• [PROBLEM DETAILS] Wherever a line below holds the word "Основные", copy that line.

• [RECORDS SHOWN]

--------------------------------------------------

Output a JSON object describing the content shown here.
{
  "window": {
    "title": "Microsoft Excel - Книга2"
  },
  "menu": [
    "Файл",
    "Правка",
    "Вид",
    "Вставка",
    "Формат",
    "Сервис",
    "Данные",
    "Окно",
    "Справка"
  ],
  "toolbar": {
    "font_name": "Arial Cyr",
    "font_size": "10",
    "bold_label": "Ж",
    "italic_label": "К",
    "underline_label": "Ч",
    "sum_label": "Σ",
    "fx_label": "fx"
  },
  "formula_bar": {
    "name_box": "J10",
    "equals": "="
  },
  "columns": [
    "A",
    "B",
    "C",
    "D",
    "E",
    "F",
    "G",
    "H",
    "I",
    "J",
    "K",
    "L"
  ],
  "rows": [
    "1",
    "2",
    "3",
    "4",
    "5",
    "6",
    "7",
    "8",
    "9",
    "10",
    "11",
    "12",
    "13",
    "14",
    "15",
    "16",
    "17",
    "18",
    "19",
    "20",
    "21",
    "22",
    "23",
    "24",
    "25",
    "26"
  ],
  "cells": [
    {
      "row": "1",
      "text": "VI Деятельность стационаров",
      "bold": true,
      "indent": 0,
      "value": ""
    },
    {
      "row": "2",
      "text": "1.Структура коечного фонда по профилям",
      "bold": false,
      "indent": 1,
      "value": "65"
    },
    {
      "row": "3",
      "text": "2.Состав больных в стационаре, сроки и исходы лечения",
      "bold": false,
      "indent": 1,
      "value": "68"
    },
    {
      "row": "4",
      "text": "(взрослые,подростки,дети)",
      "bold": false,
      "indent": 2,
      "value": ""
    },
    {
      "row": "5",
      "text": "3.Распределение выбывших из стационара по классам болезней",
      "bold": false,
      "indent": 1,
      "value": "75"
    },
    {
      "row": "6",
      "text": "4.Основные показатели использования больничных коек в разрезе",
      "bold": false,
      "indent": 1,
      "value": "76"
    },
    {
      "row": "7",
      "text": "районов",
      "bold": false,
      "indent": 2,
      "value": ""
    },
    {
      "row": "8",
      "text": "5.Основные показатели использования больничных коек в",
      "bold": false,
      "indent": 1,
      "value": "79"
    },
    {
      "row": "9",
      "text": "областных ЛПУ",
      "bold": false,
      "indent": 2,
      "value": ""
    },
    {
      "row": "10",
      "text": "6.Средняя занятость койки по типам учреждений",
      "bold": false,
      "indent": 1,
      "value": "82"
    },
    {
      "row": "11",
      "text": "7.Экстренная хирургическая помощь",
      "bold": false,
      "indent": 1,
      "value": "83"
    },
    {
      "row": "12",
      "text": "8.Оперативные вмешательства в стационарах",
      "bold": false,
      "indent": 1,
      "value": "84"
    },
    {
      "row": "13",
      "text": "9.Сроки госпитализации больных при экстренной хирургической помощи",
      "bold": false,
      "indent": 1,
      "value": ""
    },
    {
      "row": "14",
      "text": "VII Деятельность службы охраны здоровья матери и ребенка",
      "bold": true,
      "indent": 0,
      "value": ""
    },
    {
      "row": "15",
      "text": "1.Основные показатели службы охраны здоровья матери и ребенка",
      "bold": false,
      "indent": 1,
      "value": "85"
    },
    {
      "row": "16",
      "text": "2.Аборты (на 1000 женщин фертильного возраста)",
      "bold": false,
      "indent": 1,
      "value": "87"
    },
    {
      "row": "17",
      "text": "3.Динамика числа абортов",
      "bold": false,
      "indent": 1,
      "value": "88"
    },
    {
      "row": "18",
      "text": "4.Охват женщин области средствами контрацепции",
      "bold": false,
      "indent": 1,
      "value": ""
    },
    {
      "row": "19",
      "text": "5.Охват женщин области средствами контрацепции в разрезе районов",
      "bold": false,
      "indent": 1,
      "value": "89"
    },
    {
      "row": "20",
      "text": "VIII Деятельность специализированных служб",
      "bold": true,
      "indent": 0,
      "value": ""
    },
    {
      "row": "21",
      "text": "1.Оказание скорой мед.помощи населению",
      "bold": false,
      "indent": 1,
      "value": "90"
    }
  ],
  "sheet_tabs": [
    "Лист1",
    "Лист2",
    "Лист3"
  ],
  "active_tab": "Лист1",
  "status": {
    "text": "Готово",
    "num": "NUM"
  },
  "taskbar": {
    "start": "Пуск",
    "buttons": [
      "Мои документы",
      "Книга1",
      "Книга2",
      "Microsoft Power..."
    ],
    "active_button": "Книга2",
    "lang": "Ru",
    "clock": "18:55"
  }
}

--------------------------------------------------

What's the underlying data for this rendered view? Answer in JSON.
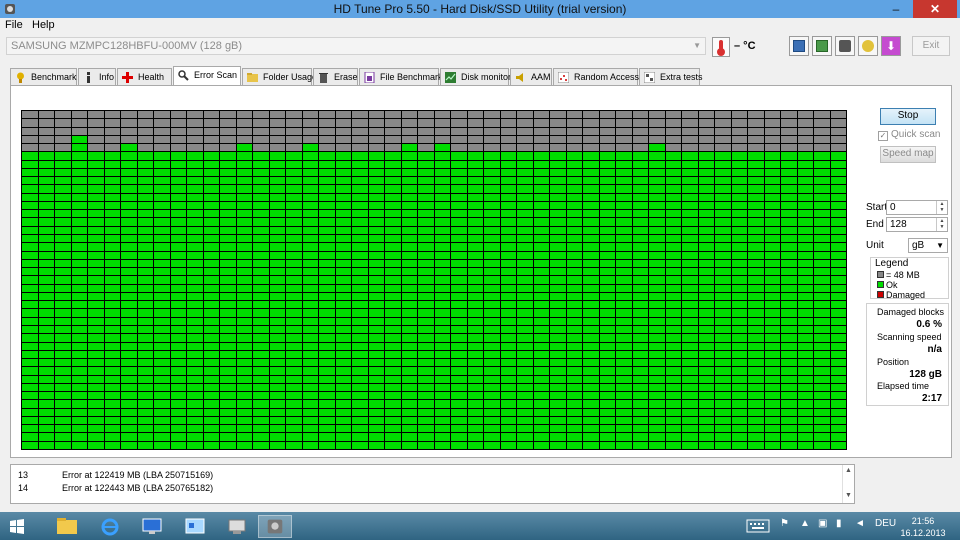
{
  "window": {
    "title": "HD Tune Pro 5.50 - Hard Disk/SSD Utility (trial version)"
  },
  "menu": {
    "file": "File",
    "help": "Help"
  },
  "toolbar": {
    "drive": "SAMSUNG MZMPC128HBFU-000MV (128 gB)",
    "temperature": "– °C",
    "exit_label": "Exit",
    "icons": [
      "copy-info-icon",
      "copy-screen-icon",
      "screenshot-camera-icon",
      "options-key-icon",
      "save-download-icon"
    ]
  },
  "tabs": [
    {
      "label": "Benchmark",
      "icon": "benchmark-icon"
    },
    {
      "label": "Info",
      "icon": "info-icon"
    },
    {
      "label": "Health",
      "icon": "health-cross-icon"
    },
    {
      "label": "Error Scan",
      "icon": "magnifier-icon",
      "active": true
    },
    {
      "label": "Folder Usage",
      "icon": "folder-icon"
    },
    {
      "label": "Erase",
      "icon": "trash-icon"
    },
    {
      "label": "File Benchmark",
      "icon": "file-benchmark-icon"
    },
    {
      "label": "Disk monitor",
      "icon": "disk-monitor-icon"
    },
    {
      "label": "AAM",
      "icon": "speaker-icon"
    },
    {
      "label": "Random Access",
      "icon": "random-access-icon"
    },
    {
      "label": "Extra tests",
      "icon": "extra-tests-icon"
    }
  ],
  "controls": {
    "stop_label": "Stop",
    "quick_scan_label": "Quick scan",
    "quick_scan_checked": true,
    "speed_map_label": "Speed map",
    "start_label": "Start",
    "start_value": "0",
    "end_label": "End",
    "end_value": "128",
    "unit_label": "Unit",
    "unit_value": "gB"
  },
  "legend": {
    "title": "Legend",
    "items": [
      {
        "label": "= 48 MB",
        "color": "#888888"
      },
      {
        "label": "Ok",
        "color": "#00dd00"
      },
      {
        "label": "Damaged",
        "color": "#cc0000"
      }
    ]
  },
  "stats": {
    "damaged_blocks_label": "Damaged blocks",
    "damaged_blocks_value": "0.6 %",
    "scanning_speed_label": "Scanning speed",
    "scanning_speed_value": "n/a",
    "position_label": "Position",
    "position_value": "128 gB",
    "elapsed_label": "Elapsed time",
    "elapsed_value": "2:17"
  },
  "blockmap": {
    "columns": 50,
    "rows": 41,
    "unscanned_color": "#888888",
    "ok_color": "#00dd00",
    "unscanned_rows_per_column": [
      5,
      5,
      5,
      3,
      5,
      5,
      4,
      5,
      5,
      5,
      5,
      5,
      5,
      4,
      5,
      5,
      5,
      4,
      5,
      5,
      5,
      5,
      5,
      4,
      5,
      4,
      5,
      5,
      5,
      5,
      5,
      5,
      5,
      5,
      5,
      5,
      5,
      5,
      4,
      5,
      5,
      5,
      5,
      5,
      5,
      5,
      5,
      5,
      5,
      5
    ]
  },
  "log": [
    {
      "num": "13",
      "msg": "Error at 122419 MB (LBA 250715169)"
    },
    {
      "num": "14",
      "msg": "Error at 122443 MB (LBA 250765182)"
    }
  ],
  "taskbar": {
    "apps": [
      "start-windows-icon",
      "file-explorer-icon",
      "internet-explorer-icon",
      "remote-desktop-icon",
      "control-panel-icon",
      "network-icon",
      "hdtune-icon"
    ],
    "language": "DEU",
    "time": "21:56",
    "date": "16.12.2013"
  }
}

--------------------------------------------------

• [SOLUTION]
      "text": "4.Основные показатели использования больничных коек в разрезе",
      "text": "5.Основные показатели использования больничных коек в",
      "text": "1.Основные показатели службы охраны здоровья матери и ребенка",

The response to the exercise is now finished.